The film left me hungry for more, and recently The New Press answered my wish by releasing a book of full transcripts of Taylor’s interviews with Cornell West, Avital Ronell, Peter Singer, Kwame Anthony Appiah, Martha Nussbaum, Michael Hardt, Slavoj Zizek, and Judith Butler (in conversation with the director’s sister, Sunaura Taylor).
One of my favorite moments was during Cornel West’s interview, a moment in which he argues that a certain pessimistic way of talking about the world, inherited from Romanticism, is counterproductive to progressive political action. Full quote after the jump.
I’ll pick up on his riffing where he has just finished comparing James Joyce and Samuel Beckett (stay with us here). Joyce was a maximalist, who tried to get the whole world into his art, whereas

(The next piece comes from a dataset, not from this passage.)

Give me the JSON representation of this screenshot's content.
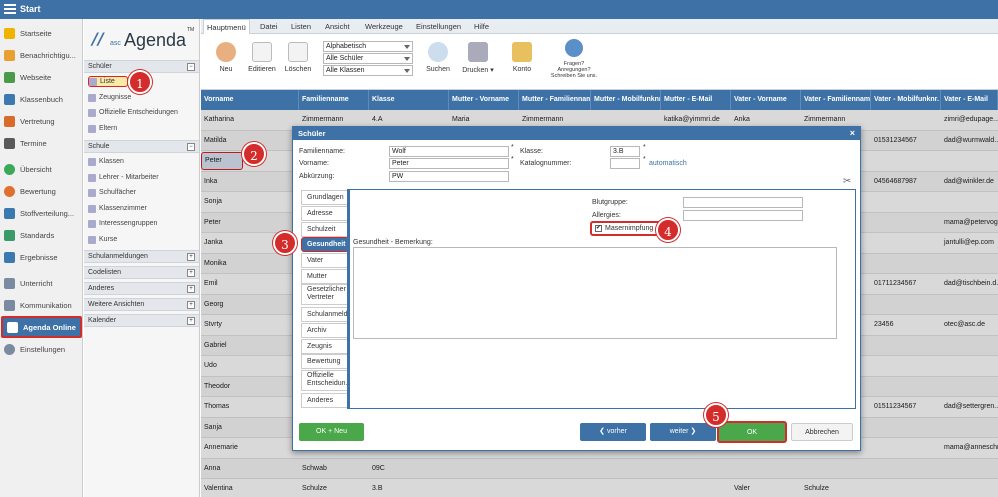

Beckett says from the very beginning, “I enact an art and aesthetics of failure.” … [Y]ou see, the language of failure and disappointment, disenchantment, disillusionment, is a little bit Romantic for me. … [P]art of the problem is that when you have a Romantic project, you’re so obsessed with time as loss and time as a taker, whereas as a Chekhovian Christian, I want to stress time as a gift as well as time as a giver. … Beckett can say “Try again, fail again, fail better” … Fail better — well, OK, but why call it failure? I mean, why not have a sense of gratitude that you’re able to do as much as you did? That you’re able to love as much and think as much and play as much? Why think you need the whole thing? Where’s the expectation that you need the whole thing coming from? It’s a Romantic project, you see what I mean?
And then West really gets cooking:
And this is even disturbing about America. The paradisial city and all the other mess and lies and so on. I say no, no, America’s a very fragile, democratic experiment predicated on the disposition of the lands of indigenous people and the enslavement of African people and the subjugation of workers and women and the marginalization of gays and lesbians. It has great potential, but this notion that somehow we had it all or ever will have it all — that’s got to go, you’ve got to push it to the side.
And once you push all that to the side, then it tends to evacuate the language of disappointment and failure. And you say, OK, how much have we done? How have we been able to do it? Can we do more? In some situations you can’t do more. It’s like trying to break-dance at seventy-five, you can’t do it anymore! You were a master at sixteen; it’s over! Does that make you a failure? Hell no! You’re seventy-five years old — some things you can’t do. You accept it for what it is. … You don’t need to be disappointed you can’t break-dance at seventy-five the way you did at fifteen. The way you can’t make love at eighty the way you did at twenty — so what? Time is real!
Ever since I saw this film in March, that last line has been my slogan whenever signs of aging have presented themselves (a growing number of white hairs in the beard, a diminished capacity to metabolize alcohol, et cetera.) But having carefully read this passage, I might also start saying it whenever I need reminding that I should just be grateful for being able to do what I can, when what I can do just doesn’t seem sufficient.
Given an honest assessment of how hard I’ve tried, that is.